Segment Start: Source material
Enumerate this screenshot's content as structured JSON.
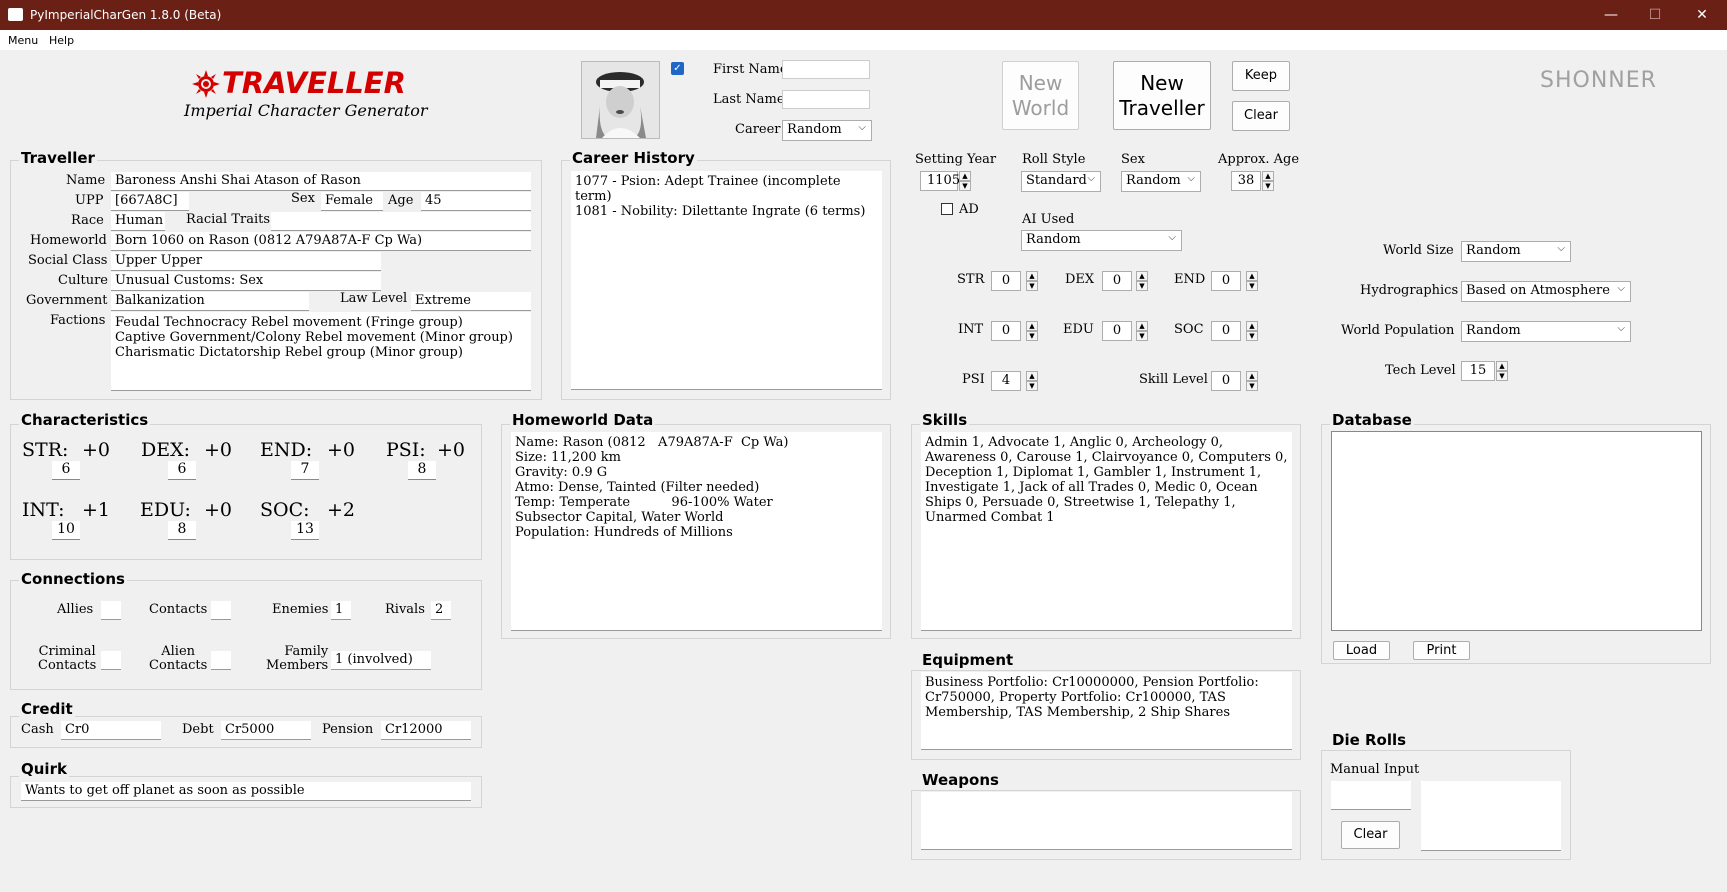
{
  "window": {
    "title": "PyImperialCharGen 1.8.0 (Beta)",
    "minimize": "—",
    "maximize": "☐",
    "close": "✕"
  },
  "menu": {
    "menu": "Menu",
    "help": "Help"
  },
  "logo": {
    "title": "TRAVELLER",
    "subtitle": "Imperial Character Generator",
    "brand": "SHONNER"
  },
  "names": {
    "first_label": "First Name",
    "first_value": "",
    "last_label": "Last Name",
    "last_value": "",
    "career_label": "Career",
    "career_value": "Random",
    "portrait_checked": true
  },
  "buttons": {
    "new_world": "New World",
    "new_traveller": "New Traveller",
    "keep": "Keep",
    "clear": "Clear",
    "load": "Load",
    "print": "Print",
    "die_clear": "Clear"
  },
  "traveller": {
    "heading": "Traveller",
    "name_label": "Name",
    "name": "Baroness Anshi Shai Atason of Rason",
    "upp_label": "UPP",
    "upp": "[667A8C]",
    "sex_label": "Sex",
    "sex": "Female",
    "age_label": "Age",
    "age": "45",
    "race_label": "Race",
    "race": "Human",
    "racial_traits_label": "Racial Traits",
    "racial_traits": "",
    "homeworld_label": "Homeworld",
    "homeworld": "Born 1060 on Rason (0812   A79A87A-F  Cp Wa)",
    "social_label": "Social Class",
    "social": "Upper Upper",
    "culture_label": "Culture",
    "culture": "Unusual Customs: Sex",
    "government_label": "Government",
    "government": "Balkanization",
    "law_label": "Law Level",
    "law": "Extreme",
    "factions_label": "Factions",
    "factions": "Feudal Technocracy Rebel movement (Fringe group)\nCaptive Government/Colony Rebel movement (Minor group)\nCharismatic Dictatorship Rebel group (Minor group)"
  },
  "career_history": {
    "heading": "Career History",
    "text": "1077 - Psion: Adept Trainee (incomplete term)\n1081 - Nobility: Dilettante Ingrate (6 terms)"
  },
  "settings": {
    "year_label": "Setting Year",
    "year": "1105",
    "ad_label": "AD",
    "roll_label": "Roll Style",
    "roll": "Standard",
    "sex_label": "Sex",
    "sex": "Random",
    "age_label": "Approx. Age",
    "age": "38",
    "ai_label": "AI Used",
    "ai": "Random",
    "str_label": "STR",
    "str": "0",
    "dex_label": "DEX",
    "dex": "0",
    "end_label": "END",
    "end": "0",
    "int_label": "INT",
    "int": "0",
    "edu_label": "EDU",
    "edu": "0",
    "soc_label": "SOC",
    "soc": "0",
    "psi_label": "PSI",
    "psi": "4",
    "skill_label": "Skill Level",
    "skill": "0"
  },
  "world": {
    "size_label": "World Size",
    "size": "Random",
    "hydro_label": "Hydrographics",
    "hydro": "Based on Atmosphere",
    "pop_label": "World Population",
    "pop": "Random",
    "tech_label": "Tech Level",
    "tech": "15"
  },
  "characteristics": {
    "heading": "Characteristics",
    "str_name": "STR:",
    "str_mod": "+0",
    "str_val": "6",
    "dex_name": "DEX:",
    "dex_mod": "+0",
    "dex_val": "6",
    "end_name": "END:",
    "end_mod": "+0",
    "end_val": "7",
    "psi_name": "PSI:",
    "psi_mod": "+0",
    "psi_val": "8",
    "int_name": "INT:",
    "int_mod": "+1",
    "int_val": "10",
    "edu_name": "EDU:",
    "edu_mod": "+0",
    "edu_val": "8",
    "soc_name": "SOC:",
    "soc_mod": "+2",
    "soc_val": "13"
  },
  "homeworld_data": {
    "heading": "Homeworld Data",
    "text": "Name: Rason (0812   A79A87A-F  Cp Wa)\nSize: 11,200 km\nGravity: 0.9 G\nAtmo: Dense, Tainted (Filter needed)\nTemp: Temperate          96-100% Water\nSubsector Capital, Water World\nPopulation: Hundreds of Millions"
  },
  "skills": {
    "heading": "Skills",
    "text": "Admin 1,   Advocate 1,   Anglic 0,   Archeology 0,   Awareness 0,   Carouse 1,   Clairvoyance 0,   Computers 0,   Deception 1,   Diplomat 1,   Gambler 1,   Instrument 1,   Investigate 1,   Jack of all Trades 0,   Medic 0,   Ocean Ships 0,   Persuade 0,   Streetwise 1,   Telepathy 1,   Unarmed Combat 1"
  },
  "database": {
    "heading": "Database",
    "text": ""
  },
  "connections": {
    "heading": "Connections",
    "allies_label": "Allies",
    "allies": "",
    "contacts_label": "Contacts",
    "contacts": "",
    "enemies_label": "Enemies",
    "enemies": "1",
    "rivals_label": "Rivals",
    "rivals": "2",
    "criminal_label": "Criminal\nContacts",
    "criminal": "",
    "alien_label": "Alien\nContacts",
    "alien": "",
    "family_label": "Family\nMembers",
    "family": "1 (involved)"
  },
  "credit": {
    "heading": "Credit",
    "cash_label": "Cash",
    "cash": "Cr0",
    "debt_label": "Debt",
    "debt": "Cr5000",
    "pension_label": "Pension",
    "pension": "Cr12000"
  },
  "quirk": {
    "heading": "Quirk",
    "text": "Wants to get off planet as soon as possible"
  },
  "equipment": {
    "heading": "Equipment",
    "text": "Business Portfolio: Cr10000000,   Pension Portfolio: Cr750000,   Property Portfolio: Cr100000,   TAS Membership,   TAS Membership,   2 Ship Shares"
  },
  "weapons": {
    "heading": "Weapons",
    "text": ""
  },
  "die_rolls": {
    "heading": "Die Rolls",
    "manual_label": "Manual Input",
    "manual_value": "",
    "output": ""
  },
  "colors": {
    "titlebar": "#6b2016",
    "logo_red": "#d40000",
    "brand_gray": "#a0a0a0"
  }
}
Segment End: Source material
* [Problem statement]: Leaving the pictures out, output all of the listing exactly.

* [Written response]:
Enumerate this screenshot's content as structured JSON.
{
  "window": {
    "title": "PyImperialCharGen 1.8.0 (Beta)",
    "minimize": "—",
    "maximize": "☐",
    "close": "✕"
  },
  "menu": {
    "menu": "Menu",
    "help": "Help"
  },
  "logo": {
    "title": "TRAVELLER",
    "subtitle": "Imperial Character Generator",
    "brand": "SHONNER"
  },
  "names": {
    "first_label": "First Name",
    "first_value": "",
    "last_label": "Last Name",
    "last_value": "",
    "career_label": "Career",
    "career_value": "Random",
    "portrait_checked": true
  },
  "buttons": {
    "new_world": "New World",
    "new_traveller": "New Traveller",
    "keep": "Keep",
    "clear": "Clear",
    "load": "Load",
    "print": "Print",
    "die_clear": "Clear"
  },
  "traveller": {
    "heading": "Traveller",
    "name_label": "Name",
    "name": "Baroness Anshi Shai Atason of Rason",
    "upp_label": "UPP",
    "upp": "[667A8C]",
    "sex_label": "Sex",
    "sex": "Female",
    "age_label": "Age",
    "age": "45",
    "race_label": "Race",
    "race": "Human",
    "racial_traits_label": "Racial Traits",
    "racial_traits": "",
    "homeworld_label": "Homeworld",
    "homeworld": "Born 1060 on Rason (0812   A79A87A-F  Cp Wa)",
    "social_label": "Social Class",
    "social": "Upper Upper",
    "culture_label": "Culture",
    "culture": "Unusual Customs: Sex",
    "government_label": "Government",
    "government": "Balkanization",
    "law_label": "Law Level",
    "law": "Extreme",
    "factions_label": "Factions",
    "factions": "Feudal Technocracy Rebel movement (Fringe group)\nCaptive Government/Colony Rebel movement (Minor group)\nCharismatic Dictatorship Rebel group (Minor group)"
  },
  "career_history": {
    "heading": "Career History",
    "text": "1077 - Psion: Adept Trainee (incomplete term)\n1081 - Nobility: Dilettante Ingrate (6 terms)"
  },
  "settings": {
    "year_label": "Setting Year",
    "year": "1105",
    "ad_label": "AD",
    "roll_label": "Roll Style",
    "roll": "Standard",
    "sex_label": "Sex",
    "sex": "Random",
    "age_label": "Approx. Age",
    "age": "38",
    "ai_label": "AI Used",
    "ai": "Random",
    "str_label": "STR",
    "str": "0",
    "dex_label": "DEX",
    "dex": "0",
    "end_label": "END",
    "end": "0",
    "int_label": "INT",
    "int": "0",
    "edu_label": "EDU",
    "edu": "0",
    "soc_label": "SOC",
    "soc": "0",
    "psi_label": "PSI",
    "psi": "4",
    "skill_label": "Skill Level",
    "skill": "0"
  },
  "world": {
    "size_label": "World Size",
    "size": "Random",
    "hydro_label": "Hydrographics",
    "hydro": "Based on Atmosphere",
    "pop_label": "World Population",
    "pop": "Random",
    "tech_label": "Tech Level",
    "tech": "15"
  },
  "characteristics": {
    "heading": "Characteristics",
    "str_name": "STR:",
    "str_mod": "+0",
    "str_val": "6",
    "dex_name": "DEX:",
    "dex_mod": "+0",
    "dex_val": "6",
    "end_name": "END:",
    "end_mod": "+0",
    "end_val": "7",
    "psi_name": "PSI:",
    "psi_mod": "+0",
    "psi_val": "8",
    "int_name": "INT:",
    "int_mod": "+1",
    "int_val": "10",
    "edu_name": "EDU:",
    "edu_mod": "+0",
    "edu_val": "8",
    "soc_name": "SOC:",
    "soc_mod": "+2",
    "soc_val": "13"
  },
  "homeworld_data": {
    "heading": "Homeworld Data",
    "text": "Name: Rason (0812   A79A87A-F  Cp Wa)\nSize: 11,200 km\nGravity: 0.9 G\nAtmo: Dense, Tainted (Filter needed)\nTemp: Temperate          96-100% Water\nSubsector Capital, Water World\nPopulation: Hundreds of Millions"
  },
  "skills": {
    "heading": "Skills",
    "text": "Admin 1,   Advocate 1,   Anglic 0,   Archeology 0,   Awareness 0,   Carouse 1,   Clairvoyance 0,   Computers 0,   Deception 1,   Diplomat 1,   Gambler 1,   Instrument 1,   Investigate 1,   Jack of all Trades 0,   Medic 0,   Ocean Ships 0,   Persuade 0,   Streetwise 1,   Telepathy 1,   Unarmed Combat 1"
  },
  "database": {
    "heading": "Database",
    "text": ""
  },
  "connections": {
    "heading": "Connections",
    "allies_label": "Allies",
    "allies": "",
    "contacts_label": "Contacts",
    "contacts": "",
    "enemies_label": "Enemies",
    "enemies": "1",
    "rivals_label": "Rivals",
    "rivals": "2",
    "criminal_label": "Criminal\nContacts",
    "criminal": "",
    "alien_label": "Alien\nContacts",
    "alien": "",
    "family_label": "Family\nMembers",
    "family": "1 (involved)"
  },
  "credit": {
    "heading": "Credit",
    "cash_label": "Cash",
    "cash": "Cr0",
    "debt_label": "Debt",
    "debt": "Cr5000",
    "pension_label": "Pension",
    "pension": "Cr12000"
  },
  "quirk": {
    "heading": "Quirk",
    "text": "Wants to get off planet as soon as possible"
  },
  "equipment": {
    "heading": "Equipment",
    "text": "Business Portfolio: Cr10000000,   Pension Portfolio: Cr750000,   Property Portfolio: Cr100000,   TAS Membership,   TAS Membership,   2 Ship Shares"
  },
  "weapons": {
    "heading": "Weapons",
    "text": ""
  },
  "die_rolls": {
    "heading": "Die Rolls",
    "manual_label": "Manual Input",
    "manual_value": "",
    "output": ""
  },
  "colors": {
    "titlebar": "#6b2016",
    "logo_red": "#d40000",
    "brand_gray": "#a0a0a0"
  }
}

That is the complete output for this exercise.